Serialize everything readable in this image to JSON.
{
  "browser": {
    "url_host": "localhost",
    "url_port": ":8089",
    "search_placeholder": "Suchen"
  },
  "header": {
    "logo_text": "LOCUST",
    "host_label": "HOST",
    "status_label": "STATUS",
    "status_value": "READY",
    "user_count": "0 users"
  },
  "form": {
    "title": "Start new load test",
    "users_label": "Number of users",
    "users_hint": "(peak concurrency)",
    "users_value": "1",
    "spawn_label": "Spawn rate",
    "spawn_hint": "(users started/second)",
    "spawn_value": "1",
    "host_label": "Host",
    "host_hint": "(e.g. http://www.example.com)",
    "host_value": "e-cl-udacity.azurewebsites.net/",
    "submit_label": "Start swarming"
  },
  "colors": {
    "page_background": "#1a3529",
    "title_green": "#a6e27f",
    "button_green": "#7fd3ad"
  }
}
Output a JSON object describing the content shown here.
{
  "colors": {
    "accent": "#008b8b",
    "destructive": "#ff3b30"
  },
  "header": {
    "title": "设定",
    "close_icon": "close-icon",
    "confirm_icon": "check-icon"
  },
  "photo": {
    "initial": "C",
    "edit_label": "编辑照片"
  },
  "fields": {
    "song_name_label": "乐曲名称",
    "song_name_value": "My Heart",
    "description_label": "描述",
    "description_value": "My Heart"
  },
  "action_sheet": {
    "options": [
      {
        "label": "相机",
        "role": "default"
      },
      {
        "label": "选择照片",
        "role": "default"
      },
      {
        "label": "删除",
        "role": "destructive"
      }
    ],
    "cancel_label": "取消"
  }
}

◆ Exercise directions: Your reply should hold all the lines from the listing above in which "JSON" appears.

◆ Result:
Serialize everything readable in this image to JSON.
Output a JSON object describing the content shown here.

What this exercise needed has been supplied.